__Exercise brief__
Copy out each line in the material below that has the word "this".

#####

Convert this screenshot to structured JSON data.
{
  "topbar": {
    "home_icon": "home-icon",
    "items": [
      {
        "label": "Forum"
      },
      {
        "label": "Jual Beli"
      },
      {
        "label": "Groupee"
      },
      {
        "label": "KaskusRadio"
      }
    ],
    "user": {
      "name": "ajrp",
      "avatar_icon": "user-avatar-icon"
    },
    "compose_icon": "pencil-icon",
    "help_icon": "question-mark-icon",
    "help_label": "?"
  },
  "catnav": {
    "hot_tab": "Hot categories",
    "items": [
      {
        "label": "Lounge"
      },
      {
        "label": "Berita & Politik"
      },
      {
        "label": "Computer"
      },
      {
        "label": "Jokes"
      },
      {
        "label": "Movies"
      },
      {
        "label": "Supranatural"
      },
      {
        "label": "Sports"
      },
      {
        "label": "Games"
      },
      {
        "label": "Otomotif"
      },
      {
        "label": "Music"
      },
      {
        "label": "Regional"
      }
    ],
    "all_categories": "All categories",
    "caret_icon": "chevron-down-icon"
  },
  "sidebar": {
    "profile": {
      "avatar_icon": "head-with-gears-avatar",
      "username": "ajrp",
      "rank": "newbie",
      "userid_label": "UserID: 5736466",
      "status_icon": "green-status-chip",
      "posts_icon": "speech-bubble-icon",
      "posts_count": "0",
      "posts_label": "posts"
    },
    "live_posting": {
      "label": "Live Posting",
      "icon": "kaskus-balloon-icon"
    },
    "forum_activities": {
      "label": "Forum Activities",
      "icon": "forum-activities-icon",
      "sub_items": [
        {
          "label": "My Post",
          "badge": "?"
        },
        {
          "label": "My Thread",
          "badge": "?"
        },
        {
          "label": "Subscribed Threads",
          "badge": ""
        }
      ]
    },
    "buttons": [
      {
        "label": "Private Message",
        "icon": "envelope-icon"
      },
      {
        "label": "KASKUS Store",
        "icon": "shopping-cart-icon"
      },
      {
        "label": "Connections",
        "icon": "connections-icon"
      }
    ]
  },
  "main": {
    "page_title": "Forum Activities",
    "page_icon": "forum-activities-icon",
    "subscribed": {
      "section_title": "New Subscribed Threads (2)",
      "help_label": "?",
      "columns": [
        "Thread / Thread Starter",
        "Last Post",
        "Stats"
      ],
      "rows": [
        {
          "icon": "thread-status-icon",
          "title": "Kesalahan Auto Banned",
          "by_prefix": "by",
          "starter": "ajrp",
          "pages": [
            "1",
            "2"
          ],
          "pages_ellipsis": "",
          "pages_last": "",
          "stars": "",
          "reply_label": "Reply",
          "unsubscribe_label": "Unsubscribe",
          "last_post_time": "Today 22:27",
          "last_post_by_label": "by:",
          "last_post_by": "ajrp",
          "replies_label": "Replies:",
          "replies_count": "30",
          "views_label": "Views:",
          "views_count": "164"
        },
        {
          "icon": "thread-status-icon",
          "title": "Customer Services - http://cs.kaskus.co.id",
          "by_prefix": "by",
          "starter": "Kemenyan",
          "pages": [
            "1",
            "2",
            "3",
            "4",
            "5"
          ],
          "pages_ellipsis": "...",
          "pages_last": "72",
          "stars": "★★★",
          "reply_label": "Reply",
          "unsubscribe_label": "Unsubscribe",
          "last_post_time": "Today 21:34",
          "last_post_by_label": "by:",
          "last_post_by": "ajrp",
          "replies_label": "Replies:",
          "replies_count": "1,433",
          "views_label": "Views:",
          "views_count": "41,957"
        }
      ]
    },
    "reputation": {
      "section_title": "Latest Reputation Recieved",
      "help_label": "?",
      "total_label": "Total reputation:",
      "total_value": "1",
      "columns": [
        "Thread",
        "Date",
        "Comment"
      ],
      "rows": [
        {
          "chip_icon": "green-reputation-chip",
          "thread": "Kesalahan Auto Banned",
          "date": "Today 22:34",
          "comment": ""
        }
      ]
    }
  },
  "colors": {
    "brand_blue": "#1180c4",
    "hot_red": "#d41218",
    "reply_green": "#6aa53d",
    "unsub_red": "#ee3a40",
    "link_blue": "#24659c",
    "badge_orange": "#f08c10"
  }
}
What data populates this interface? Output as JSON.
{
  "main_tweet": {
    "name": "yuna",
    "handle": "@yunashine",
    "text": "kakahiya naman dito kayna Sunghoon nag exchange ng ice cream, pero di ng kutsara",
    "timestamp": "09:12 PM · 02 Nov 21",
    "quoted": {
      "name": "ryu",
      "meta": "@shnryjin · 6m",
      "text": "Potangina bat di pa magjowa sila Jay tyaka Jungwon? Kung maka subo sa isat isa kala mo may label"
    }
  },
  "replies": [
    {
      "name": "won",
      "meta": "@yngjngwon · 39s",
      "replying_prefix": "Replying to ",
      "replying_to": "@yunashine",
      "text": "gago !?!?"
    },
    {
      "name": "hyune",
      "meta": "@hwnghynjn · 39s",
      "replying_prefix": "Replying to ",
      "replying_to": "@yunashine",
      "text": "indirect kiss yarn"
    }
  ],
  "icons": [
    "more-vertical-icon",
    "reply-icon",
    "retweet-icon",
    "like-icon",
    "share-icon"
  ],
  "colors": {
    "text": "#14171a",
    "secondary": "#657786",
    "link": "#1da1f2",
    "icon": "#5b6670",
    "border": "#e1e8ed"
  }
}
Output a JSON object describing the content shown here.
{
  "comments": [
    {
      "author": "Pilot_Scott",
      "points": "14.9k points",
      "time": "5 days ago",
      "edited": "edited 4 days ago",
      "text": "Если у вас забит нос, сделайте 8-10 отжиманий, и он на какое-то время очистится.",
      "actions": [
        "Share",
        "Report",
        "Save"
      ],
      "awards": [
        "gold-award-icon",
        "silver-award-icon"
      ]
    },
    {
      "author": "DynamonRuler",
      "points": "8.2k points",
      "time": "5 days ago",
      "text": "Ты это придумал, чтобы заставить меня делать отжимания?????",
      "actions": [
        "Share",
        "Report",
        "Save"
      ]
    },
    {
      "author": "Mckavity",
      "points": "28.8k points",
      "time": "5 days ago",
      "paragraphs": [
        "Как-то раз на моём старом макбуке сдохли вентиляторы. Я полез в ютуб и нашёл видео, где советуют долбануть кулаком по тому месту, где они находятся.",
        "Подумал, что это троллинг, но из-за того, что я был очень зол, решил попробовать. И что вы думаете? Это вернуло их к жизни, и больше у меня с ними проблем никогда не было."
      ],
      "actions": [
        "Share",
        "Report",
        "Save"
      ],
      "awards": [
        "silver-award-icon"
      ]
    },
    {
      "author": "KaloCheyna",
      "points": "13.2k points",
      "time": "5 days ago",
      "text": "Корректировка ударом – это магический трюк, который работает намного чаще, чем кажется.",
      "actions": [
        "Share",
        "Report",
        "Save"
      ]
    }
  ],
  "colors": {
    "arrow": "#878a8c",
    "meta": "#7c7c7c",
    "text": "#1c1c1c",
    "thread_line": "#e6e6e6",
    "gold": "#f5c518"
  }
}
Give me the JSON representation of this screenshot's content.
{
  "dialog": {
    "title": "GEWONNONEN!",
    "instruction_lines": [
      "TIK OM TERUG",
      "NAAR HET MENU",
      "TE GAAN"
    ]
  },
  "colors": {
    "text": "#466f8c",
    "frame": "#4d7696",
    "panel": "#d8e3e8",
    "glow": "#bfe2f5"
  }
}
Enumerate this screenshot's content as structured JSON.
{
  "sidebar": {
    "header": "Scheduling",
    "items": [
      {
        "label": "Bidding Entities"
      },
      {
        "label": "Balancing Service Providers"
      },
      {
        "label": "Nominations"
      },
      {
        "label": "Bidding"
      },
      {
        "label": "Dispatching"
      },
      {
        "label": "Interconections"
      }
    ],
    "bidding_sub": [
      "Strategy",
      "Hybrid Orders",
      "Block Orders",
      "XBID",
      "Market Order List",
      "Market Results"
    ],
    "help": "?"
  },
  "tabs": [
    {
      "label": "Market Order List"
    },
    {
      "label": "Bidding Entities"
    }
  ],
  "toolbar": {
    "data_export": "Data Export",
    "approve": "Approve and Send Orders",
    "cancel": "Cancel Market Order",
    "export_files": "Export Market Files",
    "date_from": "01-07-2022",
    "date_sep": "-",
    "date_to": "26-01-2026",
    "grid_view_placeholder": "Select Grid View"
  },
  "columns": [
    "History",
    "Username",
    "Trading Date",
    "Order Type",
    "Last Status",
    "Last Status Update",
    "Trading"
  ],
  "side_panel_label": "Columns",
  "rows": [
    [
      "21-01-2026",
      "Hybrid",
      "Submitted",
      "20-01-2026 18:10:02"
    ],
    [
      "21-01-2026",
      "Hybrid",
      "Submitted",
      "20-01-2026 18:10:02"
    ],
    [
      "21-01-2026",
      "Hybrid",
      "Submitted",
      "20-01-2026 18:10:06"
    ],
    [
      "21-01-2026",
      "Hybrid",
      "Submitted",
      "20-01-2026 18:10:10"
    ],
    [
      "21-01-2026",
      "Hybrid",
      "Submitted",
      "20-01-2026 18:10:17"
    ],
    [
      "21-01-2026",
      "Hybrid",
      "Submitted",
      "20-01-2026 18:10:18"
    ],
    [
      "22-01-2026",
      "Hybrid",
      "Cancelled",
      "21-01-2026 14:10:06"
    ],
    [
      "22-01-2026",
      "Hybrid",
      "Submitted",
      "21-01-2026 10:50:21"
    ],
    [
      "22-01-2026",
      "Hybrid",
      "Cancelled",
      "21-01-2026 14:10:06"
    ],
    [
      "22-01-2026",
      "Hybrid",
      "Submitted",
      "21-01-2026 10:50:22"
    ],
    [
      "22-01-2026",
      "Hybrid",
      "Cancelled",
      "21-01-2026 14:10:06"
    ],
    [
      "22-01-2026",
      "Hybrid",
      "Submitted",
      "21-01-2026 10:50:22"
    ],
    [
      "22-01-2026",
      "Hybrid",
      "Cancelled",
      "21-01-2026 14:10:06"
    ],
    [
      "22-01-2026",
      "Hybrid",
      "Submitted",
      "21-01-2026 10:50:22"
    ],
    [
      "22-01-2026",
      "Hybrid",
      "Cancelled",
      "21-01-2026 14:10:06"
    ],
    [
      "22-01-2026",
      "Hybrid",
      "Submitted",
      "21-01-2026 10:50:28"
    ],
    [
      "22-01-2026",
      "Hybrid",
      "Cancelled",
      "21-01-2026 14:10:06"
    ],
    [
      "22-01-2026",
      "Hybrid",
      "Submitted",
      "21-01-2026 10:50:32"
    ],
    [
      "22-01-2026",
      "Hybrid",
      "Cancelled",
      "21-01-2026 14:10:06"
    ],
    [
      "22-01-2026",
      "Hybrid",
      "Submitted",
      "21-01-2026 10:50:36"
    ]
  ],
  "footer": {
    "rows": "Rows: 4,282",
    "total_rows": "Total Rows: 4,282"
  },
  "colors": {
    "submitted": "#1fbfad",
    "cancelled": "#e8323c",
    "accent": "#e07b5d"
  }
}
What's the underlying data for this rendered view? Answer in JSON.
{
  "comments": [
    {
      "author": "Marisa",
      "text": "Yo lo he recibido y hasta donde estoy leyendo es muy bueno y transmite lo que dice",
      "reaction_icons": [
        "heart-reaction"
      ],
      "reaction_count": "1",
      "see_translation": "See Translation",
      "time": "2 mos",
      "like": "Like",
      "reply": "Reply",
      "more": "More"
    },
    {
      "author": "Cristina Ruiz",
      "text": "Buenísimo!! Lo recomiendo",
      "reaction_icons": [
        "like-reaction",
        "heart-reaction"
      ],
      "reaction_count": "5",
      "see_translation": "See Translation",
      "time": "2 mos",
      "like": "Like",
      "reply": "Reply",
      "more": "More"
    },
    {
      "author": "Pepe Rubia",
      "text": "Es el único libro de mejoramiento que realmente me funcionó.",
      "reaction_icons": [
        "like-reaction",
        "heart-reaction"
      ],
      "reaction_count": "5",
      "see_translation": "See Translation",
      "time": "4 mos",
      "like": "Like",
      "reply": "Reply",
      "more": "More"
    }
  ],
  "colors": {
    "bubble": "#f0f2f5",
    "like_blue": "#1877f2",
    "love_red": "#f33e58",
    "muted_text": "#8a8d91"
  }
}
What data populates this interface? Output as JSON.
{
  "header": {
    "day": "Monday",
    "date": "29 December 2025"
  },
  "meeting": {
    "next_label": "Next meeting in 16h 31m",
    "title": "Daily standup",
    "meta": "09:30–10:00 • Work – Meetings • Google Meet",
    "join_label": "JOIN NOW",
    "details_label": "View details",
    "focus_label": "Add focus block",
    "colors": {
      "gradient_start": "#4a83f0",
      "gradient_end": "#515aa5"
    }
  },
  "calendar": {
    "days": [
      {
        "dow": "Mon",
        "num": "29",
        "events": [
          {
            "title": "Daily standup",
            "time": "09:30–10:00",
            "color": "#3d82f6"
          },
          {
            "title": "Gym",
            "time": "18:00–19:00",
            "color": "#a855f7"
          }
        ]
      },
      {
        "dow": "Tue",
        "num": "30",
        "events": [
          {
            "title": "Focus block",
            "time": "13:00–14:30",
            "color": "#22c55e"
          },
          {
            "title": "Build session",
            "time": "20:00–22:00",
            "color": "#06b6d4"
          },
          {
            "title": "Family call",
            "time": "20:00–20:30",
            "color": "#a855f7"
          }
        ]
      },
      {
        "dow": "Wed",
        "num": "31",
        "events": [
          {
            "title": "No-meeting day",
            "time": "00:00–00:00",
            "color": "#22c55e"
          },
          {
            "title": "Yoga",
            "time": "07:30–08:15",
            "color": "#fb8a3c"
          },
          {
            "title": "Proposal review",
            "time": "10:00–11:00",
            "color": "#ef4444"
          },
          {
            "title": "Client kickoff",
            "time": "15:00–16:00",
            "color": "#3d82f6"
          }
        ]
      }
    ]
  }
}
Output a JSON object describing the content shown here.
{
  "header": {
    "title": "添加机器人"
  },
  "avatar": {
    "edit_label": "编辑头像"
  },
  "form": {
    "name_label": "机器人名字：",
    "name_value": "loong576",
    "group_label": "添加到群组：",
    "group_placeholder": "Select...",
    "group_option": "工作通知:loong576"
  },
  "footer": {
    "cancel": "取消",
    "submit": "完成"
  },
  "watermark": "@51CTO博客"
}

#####

__Problem solution__
Convert this screenshot to structured JSON data.
What data populates this interface? Output as JSON.
Give me the JSON representation of this screenshot's content.
Enumerate this screenshot's content as structured JSON.
What's the underlying data for this rendered view? Answer in JSON.
What data populates this interface? Output as JSON.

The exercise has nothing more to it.